-- Records for the task --
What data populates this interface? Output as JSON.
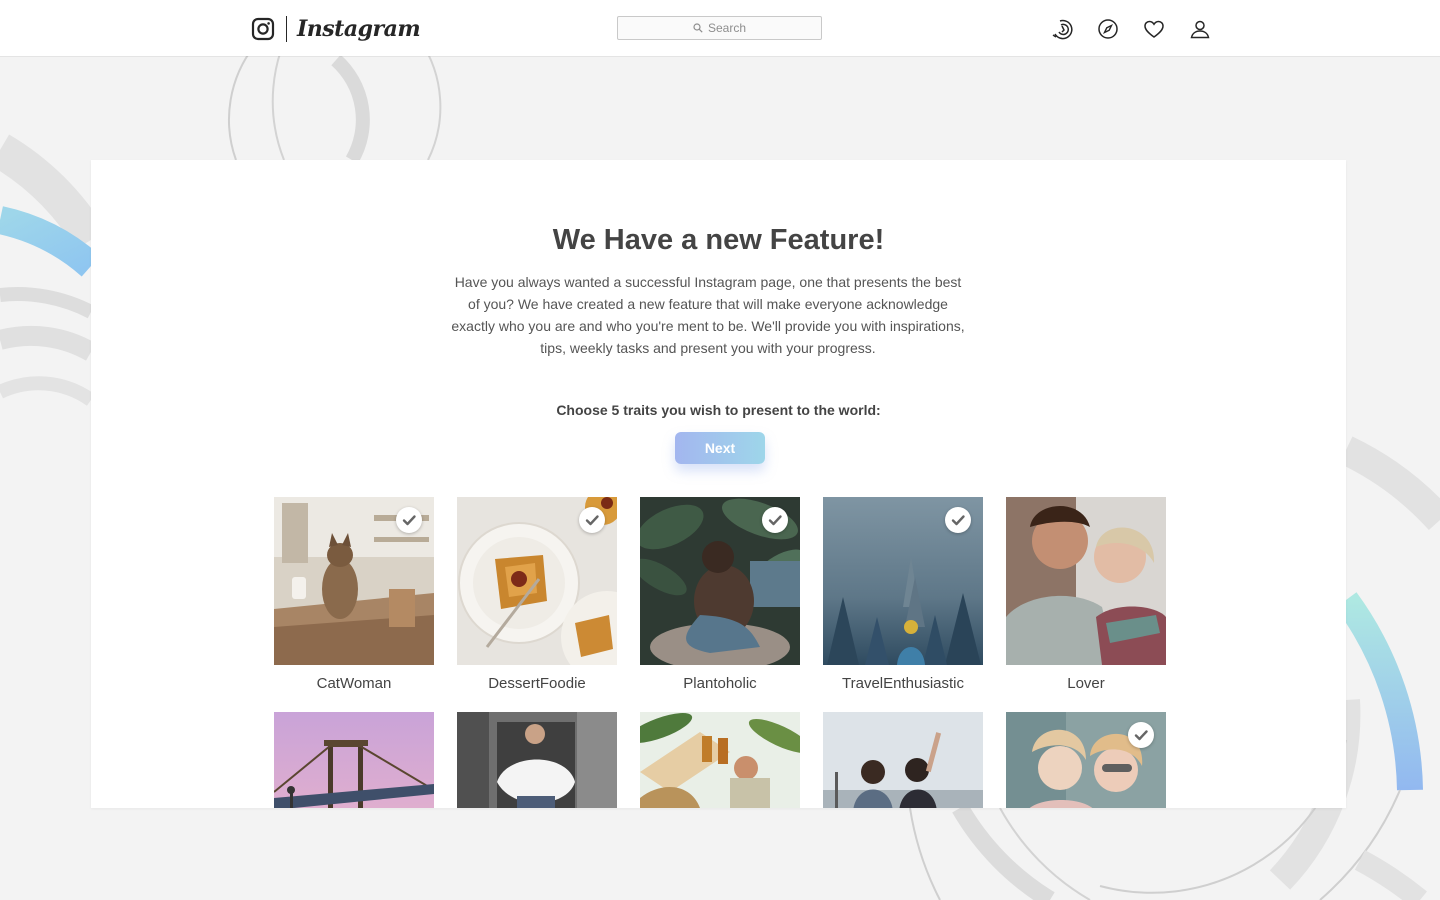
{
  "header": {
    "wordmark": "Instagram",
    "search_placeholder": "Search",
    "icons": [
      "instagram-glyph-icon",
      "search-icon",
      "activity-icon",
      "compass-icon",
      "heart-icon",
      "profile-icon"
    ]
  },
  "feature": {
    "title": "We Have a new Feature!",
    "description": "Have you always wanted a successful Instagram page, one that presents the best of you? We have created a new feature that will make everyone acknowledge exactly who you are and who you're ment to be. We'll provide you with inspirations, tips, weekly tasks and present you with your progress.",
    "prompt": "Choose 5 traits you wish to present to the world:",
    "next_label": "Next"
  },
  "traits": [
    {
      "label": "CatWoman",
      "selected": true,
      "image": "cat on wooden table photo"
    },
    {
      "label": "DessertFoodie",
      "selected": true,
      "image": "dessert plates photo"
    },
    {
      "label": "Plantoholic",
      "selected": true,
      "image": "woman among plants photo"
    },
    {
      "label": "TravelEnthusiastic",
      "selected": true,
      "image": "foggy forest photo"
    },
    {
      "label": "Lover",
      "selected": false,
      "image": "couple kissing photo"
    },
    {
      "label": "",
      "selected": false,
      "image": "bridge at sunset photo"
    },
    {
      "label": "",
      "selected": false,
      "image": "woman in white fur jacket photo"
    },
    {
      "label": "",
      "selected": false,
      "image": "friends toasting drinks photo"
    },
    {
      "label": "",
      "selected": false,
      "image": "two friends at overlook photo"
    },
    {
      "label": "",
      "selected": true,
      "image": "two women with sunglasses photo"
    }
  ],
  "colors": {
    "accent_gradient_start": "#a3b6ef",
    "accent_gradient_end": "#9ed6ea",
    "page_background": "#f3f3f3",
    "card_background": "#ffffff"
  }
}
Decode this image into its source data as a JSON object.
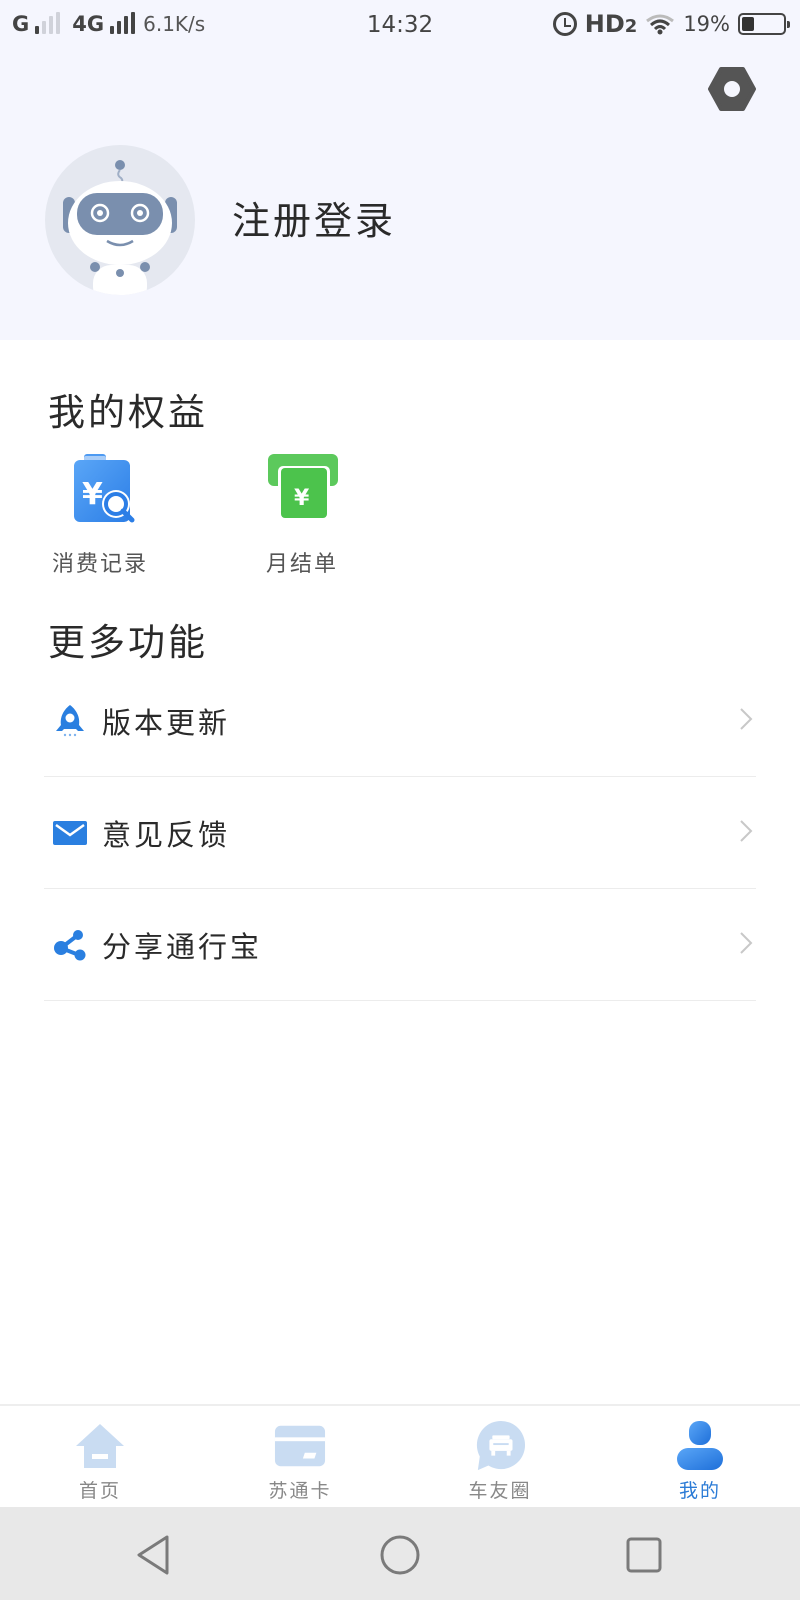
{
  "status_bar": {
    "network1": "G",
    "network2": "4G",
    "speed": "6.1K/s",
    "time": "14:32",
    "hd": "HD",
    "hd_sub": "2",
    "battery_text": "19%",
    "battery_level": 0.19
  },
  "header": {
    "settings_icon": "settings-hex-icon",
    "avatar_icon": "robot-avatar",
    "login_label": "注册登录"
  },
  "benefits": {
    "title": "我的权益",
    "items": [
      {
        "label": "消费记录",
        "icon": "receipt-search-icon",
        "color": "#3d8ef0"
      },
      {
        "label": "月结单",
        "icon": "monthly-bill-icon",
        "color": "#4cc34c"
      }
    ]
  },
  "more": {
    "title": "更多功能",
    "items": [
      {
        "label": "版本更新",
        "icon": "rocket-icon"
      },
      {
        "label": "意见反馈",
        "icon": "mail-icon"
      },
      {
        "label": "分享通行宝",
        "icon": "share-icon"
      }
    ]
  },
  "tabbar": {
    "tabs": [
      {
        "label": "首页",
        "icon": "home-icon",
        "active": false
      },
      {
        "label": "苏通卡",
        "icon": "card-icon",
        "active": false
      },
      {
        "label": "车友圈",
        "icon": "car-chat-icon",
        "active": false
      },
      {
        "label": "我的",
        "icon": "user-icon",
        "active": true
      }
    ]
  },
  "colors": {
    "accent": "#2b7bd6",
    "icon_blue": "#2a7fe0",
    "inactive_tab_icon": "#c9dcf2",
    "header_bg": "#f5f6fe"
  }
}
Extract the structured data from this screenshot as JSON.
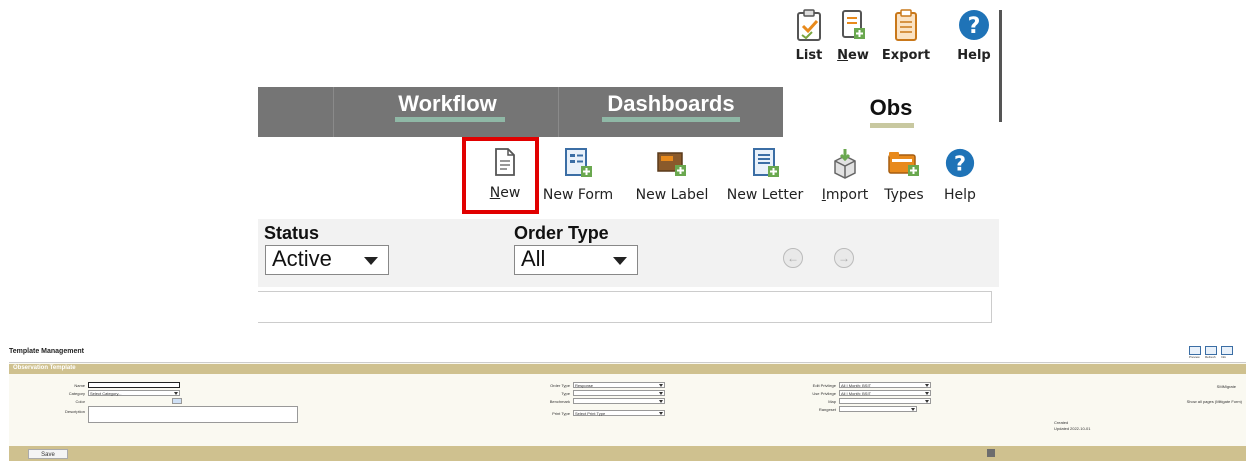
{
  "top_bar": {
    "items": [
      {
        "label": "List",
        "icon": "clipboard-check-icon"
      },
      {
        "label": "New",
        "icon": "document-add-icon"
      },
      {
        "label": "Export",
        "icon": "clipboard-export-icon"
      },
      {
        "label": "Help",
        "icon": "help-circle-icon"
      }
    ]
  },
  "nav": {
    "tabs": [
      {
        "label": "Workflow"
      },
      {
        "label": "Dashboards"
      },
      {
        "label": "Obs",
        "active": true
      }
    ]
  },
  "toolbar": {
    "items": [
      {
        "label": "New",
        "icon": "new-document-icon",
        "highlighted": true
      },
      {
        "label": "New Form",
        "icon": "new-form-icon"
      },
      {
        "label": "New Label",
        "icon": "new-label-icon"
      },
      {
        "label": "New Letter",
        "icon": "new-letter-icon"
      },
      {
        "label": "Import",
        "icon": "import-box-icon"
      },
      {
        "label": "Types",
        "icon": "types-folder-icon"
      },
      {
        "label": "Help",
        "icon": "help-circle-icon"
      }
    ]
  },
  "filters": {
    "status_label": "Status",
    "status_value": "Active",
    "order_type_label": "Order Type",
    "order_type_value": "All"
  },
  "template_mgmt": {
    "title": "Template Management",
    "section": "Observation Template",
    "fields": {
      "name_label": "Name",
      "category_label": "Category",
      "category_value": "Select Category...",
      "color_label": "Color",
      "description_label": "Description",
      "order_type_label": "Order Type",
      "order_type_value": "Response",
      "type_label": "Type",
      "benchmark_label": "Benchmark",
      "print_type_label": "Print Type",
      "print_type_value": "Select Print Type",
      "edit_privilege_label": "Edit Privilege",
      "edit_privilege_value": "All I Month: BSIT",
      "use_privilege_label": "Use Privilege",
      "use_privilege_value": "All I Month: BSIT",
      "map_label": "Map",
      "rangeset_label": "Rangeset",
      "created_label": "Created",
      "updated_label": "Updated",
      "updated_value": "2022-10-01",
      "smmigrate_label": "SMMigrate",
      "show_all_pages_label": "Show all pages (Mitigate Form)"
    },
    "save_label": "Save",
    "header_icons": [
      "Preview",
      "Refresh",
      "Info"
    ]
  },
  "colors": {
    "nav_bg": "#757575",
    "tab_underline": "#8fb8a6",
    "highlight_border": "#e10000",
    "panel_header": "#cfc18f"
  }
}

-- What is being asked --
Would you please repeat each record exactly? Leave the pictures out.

-- Response to the exercise --
What data populates this interface? Output as JSON.
{
  "header": {
    "wordmark": "Instagram",
    "search_placeholder": "Search",
    "icons": [
      "instagram-glyph-icon",
      "search-icon",
      "activity-icon",
      "compass-icon",
      "heart-icon",
      "profile-icon"
    ]
  },
  "feature": {
    "title": "We Have a new Feature!",
    "description": "Have you always wanted a successful Instagram page, one that presents the best of you? We have created a new feature that will make everyone acknowledge exactly who you are and who you're ment to be. We'll provide you with inspirations, tips, weekly tasks and present you with your progress.",
    "prompt": "Choose 5 traits you wish to present to the world:",
    "next_label": "Next"
  },
  "traits": [
    {
      "label": "CatWoman",
      "selected": true,
      "image": "cat on wooden table photo"
    },
    {
      "label": "DessertFoodie",
      "selected": true,
      "image": "dessert plates photo"
    },
    {
      "label": "Plantoholic",
      "selected": true,
      "image": "woman among plants photo"
    },
    {
      "label": "TravelEnthusiastic",
      "selected": true,
      "image": "foggy forest photo"
    },
    {
      "label": "Lover",
      "selected": false,
      "image": "couple kissing photo"
    },
    {
      "label": "",
      "selected": false,
      "image": "bridge at sunset photo"
    },
    {
      "label": "",
      "selected": false,
      "image": "woman in white fur jacket photo"
    },
    {
      "label": "",
      "selected": false,
      "image": "friends toasting drinks photo"
    },
    {
      "label": "",
      "selected": false,
      "image": "two friends at overlook photo"
    },
    {
      "label": "",
      "selected": true,
      "image": "two women with sunglasses photo"
    }
  ],
  "colors": {
    "accent_gradient_start": "#a3b6ef",
    "accent_gradient_end": "#9ed6ea",
    "page_background": "#f3f3f3",
    "card_background": "#ffffff"
  }
}
Decode this image into its source data as a JSON object.
{
  "status_bar": {
    "network1": "G",
    "network2": "4G",
    "speed": "6.1K/s",
    "time": "14:32",
    "hd": "HD",
    "hd_sub": "2",
    "battery_text": "19%",
    "battery_level": 0.19
  },
  "header": {
    "settings_icon": "settings-hex-icon",
    "avatar_icon": "robot-avatar",
    "login_label": "注册登录"
  },
  "benefits": {
    "title": "我的权益",
    "items": [
      {
        "label": "消费记录",
        "icon": "receipt-search-icon",
        "color": "#3d8ef0"
      },
      {
        "label": "月结单",
        "icon": "monthly-bill-icon",
        "color": "#4cc34c"
      }
    ]
  },
  "more": {
    "title": "更多功能",
    "items": [
      {
        "label": "版本更新",
        "icon": "rocket-icon"
      },
      {
        "label": "意见反馈",
        "icon": "mail-icon"
      },
      {
        "label": "分享通行宝",
        "icon": "share-icon"
      }
    ]
  },
  "tabbar": {
    "tabs": [
      {
        "label": "首页",
        "icon": "home-icon",
        "active": false
      },
      {
        "label": "苏通卡",
        "icon": "card-icon",
        "active": false
      },
      {
        "label": "车友圈",
        "icon": "car-chat-icon",
        "active": false
      },
      {
        "label": "我的",
        "icon": "user-icon",
        "active": true
      }
    ]
  },
  "colors": {
    "accent": "#2b7bd6",
    "icon_blue": "#2a7fe0",
    "inactive_tab_icon": "#c9dcf2",
    "header_bg": "#f5f6fe"
  }
}
Extract the structured data from this screenshot as JSON.
{
  "top_bar": {
    "items": [
      {
        "label": "List",
        "icon": "clipboard-check-icon"
      },
      {
        "label": "New",
        "icon": "document-add-icon"
      },
      {
        "label": "Export",
        "icon": "clipboard-export-icon"
      },
      {
        "label": "Help",
        "icon": "help-circle-icon"
      }
    ]
  },
  "nav": {
    "tabs": [
      {
        "label": "Workflow"
      },
      {
        "label": "Dashboards"
      },
      {
        "label": "Obs",
        "active": true
      }
    ]
  },
  "toolbar": {
    "items": [
      {
        "label": "New",
        "icon": "new-document-icon",
        "highlighted": true
      },
      {
        "label": "New Form",
        "icon": "new-form-icon"
      },
      {
        "label": "New Label",
        "icon": "new-label-icon"
      },
      {
        "label": "New Letter",
        "icon": "new-letter-icon"
      },
      {
        "label": "Import",
        "icon": "import-box-icon"
      },
      {
        "label": "Types",
        "icon": "types-folder-icon"
      },
      {
        "label": "Help",
        "icon": "help-circle-icon"
      }
    ]
  },
  "filters": {
    "status_label": "Status",
    "status_value": "Active",
    "order_type_label": "Order Type",
    "order_type_value": "All"
  },
  "template_mgmt": {
    "title": "Template Management",
    "section": "Observation Template",
    "fields": {
      "name_label": "Name",
      "category_label": "Category",
      "category_value": "Select Category...",
      "color_label": "Color",
      "description_label": "Description",
      "order_type_label": "Order Type",
      "order_type_value": "Response",
      "type_label": "Type",
      "benchmark_label": "Benchmark",
      "print_type_label": "Print Type",
      "print_type_value": "Select Print Type",
      "edit_privilege_label": "Edit Privilege",
      "edit_privilege_value": "All I Month: BSIT",
      "use_privilege_label": "Use Privilege",
      "use_privilege_value": "All I Month: BSIT",
      "map_label": "Map",
      "rangeset_label": "Rangeset",
      "created_label": "Created",
      "updated_label": "Updated",
      "updated_value": "2022-10-01",
      "smmigrate_label": "SMMigrate",
      "show_all_pages_label": "Show all pages (Mitigate Form)"
    },
    "save_label": "Save",
    "header_icons": [
      "Preview",
      "Refresh",
      "Info"
    ]
  },
  "colors": {
    "nav_bg": "#757575",
    "tab_underline": "#8fb8a6",
    "highlight_border": "#e10000",
    "panel_header": "#cfc18f"
  }
}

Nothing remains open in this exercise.